# What you should do:
Among the records, find the lines that hold the string "Department" and return them.

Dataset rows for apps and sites
========================================================================

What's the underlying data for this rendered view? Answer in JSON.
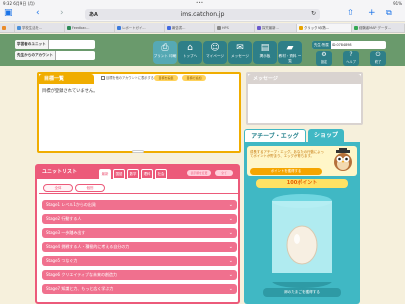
{
  "status_bar": {
    "time": "9:32",
    "date": "6月9日 (月)",
    "battery": "91%"
  },
  "browser": {
    "address": "ims.catchon.jp",
    "aa_label": "あA",
    "tabs": [
      {
        "label": ""
      },
      {
        "label": "学校生活を..."
      },
      {
        "label": "Feedbac..."
      },
      {
        "label": "レポートガイ..."
      },
      {
        "label": "報告書..."
      },
      {
        "label": "HPS"
      },
      {
        "label": "探究最新..."
      },
      {
        "label": "クリック!の熟..."
      },
      {
        "label": "経験者MAP データ..."
      }
    ]
  },
  "header": {
    "user_label": "学習者のユニット",
    "account_label": "先生からのアカウント",
    "nav": [
      {
        "label": "プリント\n印刷",
        "icon": "printer-icon"
      },
      {
        "label": "トップへ",
        "icon": "home-icon"
      },
      {
        "label": "マイページ",
        "icon": "person-icon"
      },
      {
        "label": "メッセージ",
        "icon": "mail-icon"
      },
      {
        "label": "掲示板",
        "icon": "board-icon"
      },
      {
        "label": "教材・資料\nー覧",
        "icon": "folder-icon"
      }
    ],
    "school_label": "先生:所属",
    "school_value": "ID:0784898",
    "small_buttons": [
      {
        "label": "設定",
        "icon": "gear-icon"
      },
      {
        "label": "ヘルプ",
        "icon": "help-icon"
      },
      {
        "label": "終了",
        "icon": "logout-icon"
      }
    ]
  },
  "goals": {
    "title": "目標一覧",
    "checkbox_label": "目標を他のアカウントに表示する",
    "buttons": [
      "目標を編集",
      "目標の追加"
    ],
    "empty_text": "目標が登録されていません。"
  },
  "message": {
    "title": "メッセージ"
  },
  "units": {
    "title": "ユニットリスト",
    "tabs": [
      "最新",
      "国語",
      "数学",
      "理科",
      "社会"
    ],
    "options": [
      "表示順を変更",
      "全て"
    ],
    "subtabs": [
      "全体",
      "個別"
    ],
    "rows": [
      "Stage1 レベル1からの出発",
      "Stage2 行動する人",
      "Stage3 一歩踏み出す",
      "Stage4 挑戦する人・積極的に考える自分の力",
      "Stage5 つなぐ力",
      "Stage6 クリエイティブな未来の創造力",
      "Stage7 知識と力、もっと広く学ぶ力"
    ]
  },
  "achieve": {
    "tab_main": "アチーブ・エッグ",
    "tab_shop": "ショップ",
    "info_text": "成長するアチーブ・エッグ。あなたの行動によってポイントが貯まり、エッグが育ちます。",
    "help_label": "ポイントを獲得する",
    "points": "100ポイント",
    "exchange_label": "卵のたまごを獲得する"
  },
  "colors": {
    "accent": "#2e7f88",
    "header": "#6a9a6c",
    "pink": "#ec5a7a",
    "teal": "#40b8c4",
    "orange": "#f0ad00"
  }
}
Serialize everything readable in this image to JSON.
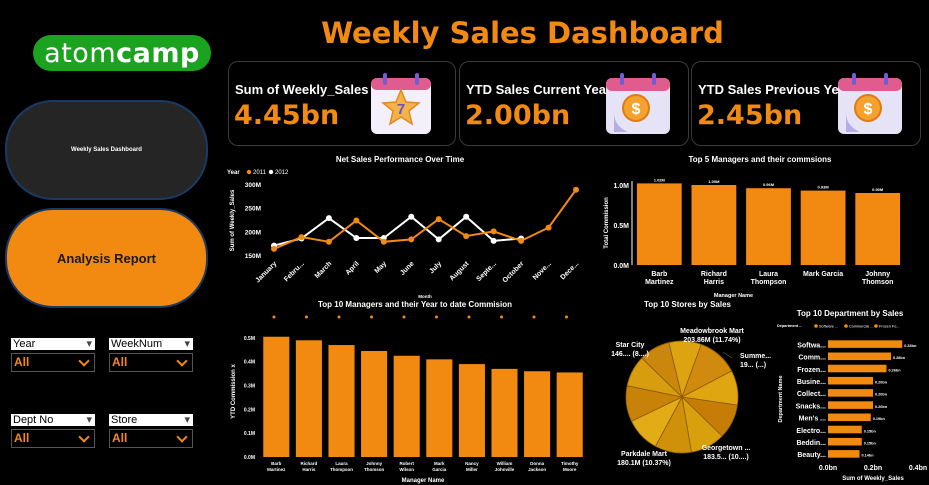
{
  "logo": {
    "light": "atom",
    "bold": "camp"
  },
  "title": "Weekly Sales Dashboard",
  "nav": {
    "dashboard_label": "Weekly Sales Dashboard",
    "report_label": "Analysis Report"
  },
  "kpis": [
    {
      "label": "Sum of Weekly_Sales",
      "value": "4.45bn",
      "icon": "star-calendar-icon"
    },
    {
      "label": "YTD Sales Current Year",
      "value": "2.00bn",
      "icon": "dollar-calendar-icon"
    },
    {
      "label": "YTD Sales Previous Year",
      "value": "2.45bn",
      "icon": "dollar-calendar-icon"
    }
  ],
  "calendar_badge": "7",
  "slicers": [
    {
      "label": "Year",
      "value": "All"
    },
    {
      "label": "WeekNum",
      "value": "All"
    },
    {
      "label": "Dept No",
      "value": "All"
    },
    {
      "label": "Store",
      "value": "All"
    }
  ],
  "colors": {
    "accent": "#f28a12",
    "white": "#ffffff",
    "background": "#000000"
  },
  "chart_data": [
    {
      "type": "line",
      "title": "Net Sales Performance Over Time",
      "xlabel": "Month",
      "ylabel": "Sum of Weekly_Sales",
      "legend_title": "Year",
      "categories": [
        "January",
        "Febru...",
        "March",
        "April",
        "May",
        "June",
        "July",
        "August",
        "Septe...",
        "October",
        "Nove...",
        "Dece..."
      ],
      "y_ticks": [
        "150M",
        "200M",
        "250M",
        "300M"
      ],
      "ylim": [
        150,
        300
      ],
      "series": [
        {
          "name": "2011",
          "color": "#f28a12",
          "values": [
            165,
            190,
            180,
            225,
            180,
            185,
            228,
            192,
            202,
            182,
            210,
            290
          ]
        },
        {
          "name": "2012",
          "color": "#ffffff",
          "values": [
            172,
            187,
            230,
            188,
            188,
            233,
            185,
            233,
            182,
            187,
            null,
            null
          ]
        }
      ]
    },
    {
      "type": "bar",
      "title": "Top 5 Managers and their commsions",
      "xlabel": "Manager Name",
      "ylabel": "Total Commission",
      "categories": [
        "Barb Martinez",
        "Richard Harris",
        "Laura Thompson",
        "Mark Garcia",
        "Johnny Thomson"
      ],
      "values": [
        1.02,
        1.0,
        0.96,
        0.93,
        0.9
      ],
      "data_labels": [
        "1.02M",
        "1.00M",
        "0.96M",
        "0.93M",
        "0.90M"
      ],
      "y_ticks": [
        "0.0M",
        "0.5M",
        "1.0M"
      ],
      "ylim": [
        0,
        1.05
      ]
    },
    {
      "type": "bar",
      "title": "Top 10 Managers and their Year to date Commision",
      "xlabel": "Manager Name",
      "ylabel": "YTD Commission x",
      "categories": [
        "Barb Martinez",
        "Richard Harris",
        "Laura Thompson",
        "Johnny Thomson",
        "Robert Wilson",
        "Mark Garcia",
        "Nancy Miller",
        "William Johnville",
        "Donna Jackson",
        "Timothy Moore"
      ],
      "values": [
        0.505,
        0.49,
        0.47,
        0.445,
        0.425,
        0.41,
        0.39,
        0.37,
        0.36,
        0.355
      ],
      "y_ticks": [
        "0.0M",
        "0.1M",
        "0.2M",
        "0.3M",
        "0.4M",
        "0.5M"
      ],
      "ylim": [
        0,
        0.55
      ]
    },
    {
      "type": "pie",
      "title": "Top 10 Stores by Sales",
      "slices": [
        11.74,
        10,
        10,
        10,
        10.56,
        10,
        10.37,
        9,
        9,
        9.33
      ],
      "labels": [
        {
          "name": "Meadowbrook Mart",
          "value": "203.86M (11.74%)"
        },
        {
          "name": "Summe...",
          "value": "19... (...)"
        },
        {
          "name": "Georgetown ...",
          "value": "183.5... (10....)"
        },
        {
          "name": "Parkdale Mart",
          "value": "180.1M (10.37%)"
        },
        {
          "name": "Star City",
          "value": "146.... (8....)"
        }
      ]
    },
    {
      "type": "bar",
      "orientation": "horizontal",
      "title": "Top 10 Department by Sales",
      "xlabel": "Sum of Weekly_Sales",
      "ylabel": "Department Name",
      "legend_title": "Department ...",
      "legend": [
        "Software ...",
        "Commercial ...",
        "Frozen Fo..."
      ],
      "categories": [
        "Softwa...",
        "Comm...",
        "Frozen...",
        "Busine...",
        "Collect...",
        "Snacks...",
        "Men's ...",
        "Electro...",
        "Beddin...",
        "Beauty..."
      ],
      "values": [
        0.33,
        0.28,
        0.26,
        0.2,
        0.2,
        0.2,
        0.19,
        0.15,
        0.15,
        0.14
      ],
      "data_labels": [
        "0.33bn",
        "0.28bn",
        "0.26bn",
        "0.20bn",
        "0.20bn",
        "0.20bn",
        "0.19bn",
        "0.15bn",
        "0.15bn",
        "0.14bn"
      ],
      "x_ticks": [
        "0.0bn",
        "0.2bn",
        "0.4bn"
      ],
      "xlim": [
        0,
        0.4
      ]
    }
  ]
}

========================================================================

# Result below:
      "title": "Top 10 Department by Sales",
      "ylabel": "Department Name",
      "legend_title": "Department ...",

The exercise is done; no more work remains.